• _Assignment_
Return all the entries below exactly, except for the images they hold.

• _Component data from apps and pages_
----

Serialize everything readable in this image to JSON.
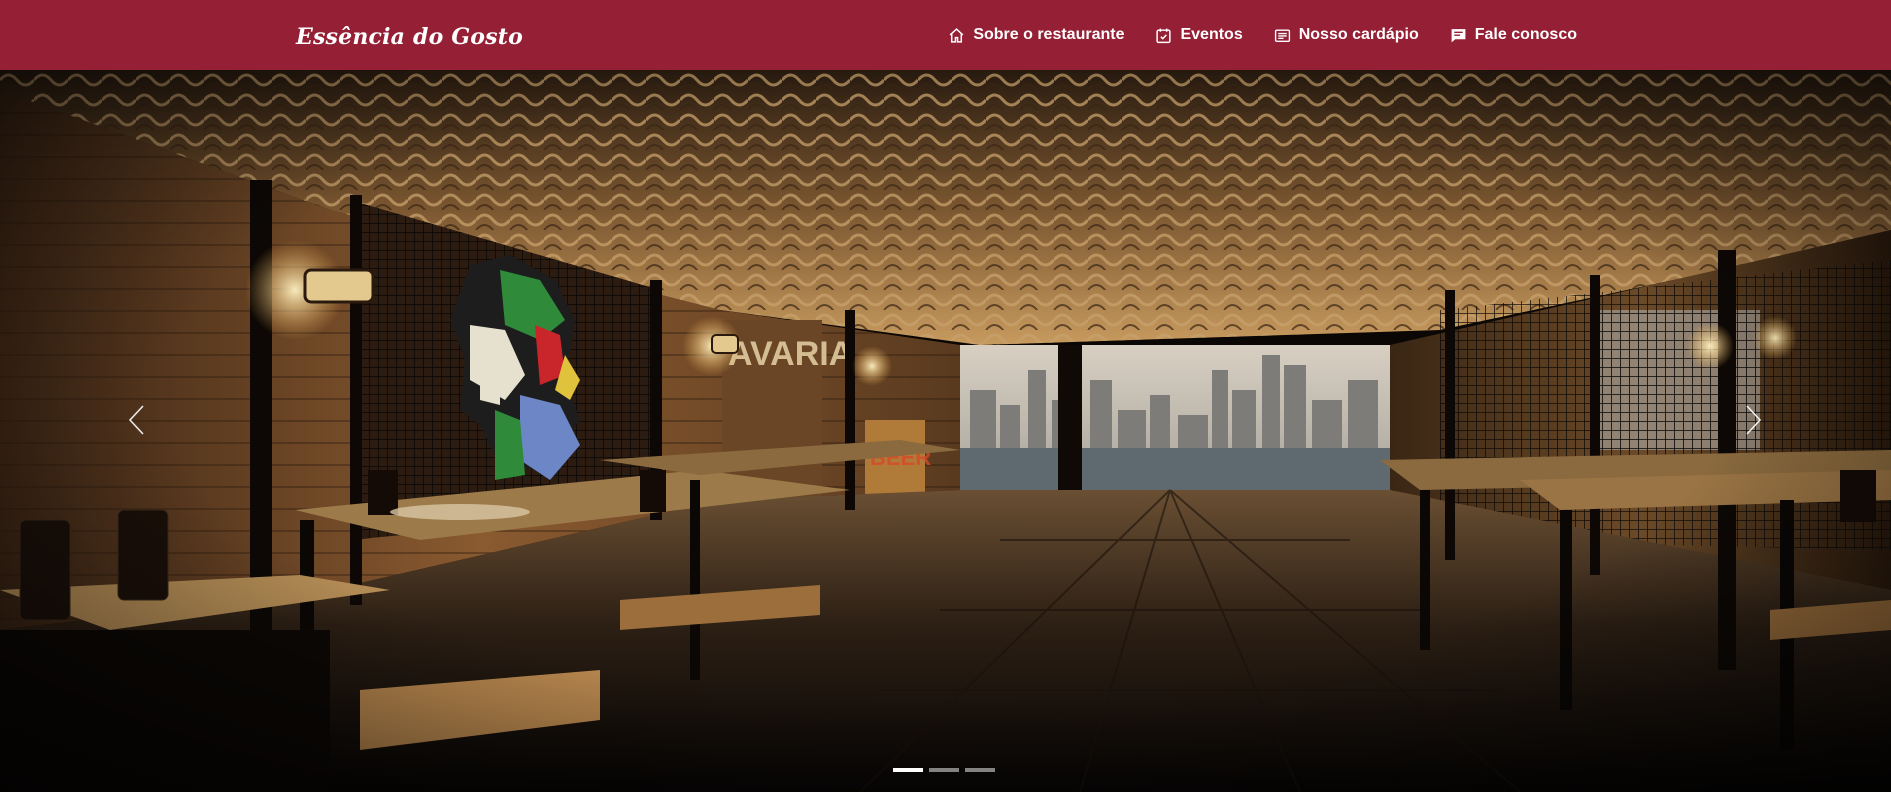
{
  "brand": {
    "name": "Essência do Gosto"
  },
  "nav": {
    "items": [
      {
        "label": "Sobre o restaurante",
        "icon": "home-icon"
      },
      {
        "label": "Eventos",
        "icon": "calendar-check-icon"
      },
      {
        "label": "Nosso cardápio",
        "icon": "menu-list-icon"
      },
      {
        "label": "Fale conosco",
        "icon": "chat-icon"
      }
    ]
  },
  "carousel": {
    "slides": [
      "restaurant-interior"
    ],
    "active_index": 0,
    "indicator_count": 3,
    "prev_icon": "chevron-left-icon",
    "next_icon": "chevron-right-icon"
  },
  "colors": {
    "navbar_bg": "#951f35",
    "nav_text": "#ffffff",
    "indicator_active": "#ffffff",
    "indicator_inactive": "rgba(255,255,255,0.5)"
  }
}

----

• _Response to this exercise_
Serialize everything readable in this image to JSON.
{
  "brand": {
    "name": "Essência do Gosto"
  },
  "nav": {
    "items": [
      {
        "label": "Sobre o restaurante",
        "icon": "home-icon"
      },
      {
        "label": "Eventos",
        "icon": "calendar-check-icon"
      },
      {
        "label": "Nosso cardápio",
        "icon": "menu-list-icon"
      },
      {
        "label": "Fale conosco",
        "icon": "chat-icon"
      }
    ]
  },
  "carousel": {
    "slides": [
      "restaurant-interior"
    ],
    "active_index": 0,
    "indicator_count": 3,
    "prev_icon": "chevron-left-icon",
    "next_icon": "chevron-right-icon"
  },
  "colors": {
    "navbar_bg": "#951f35",
    "nav_text": "#ffffff",
    "indicator_active": "#ffffff",
    "indicator_inactive": "rgba(255,255,255,0.5)"
  }
}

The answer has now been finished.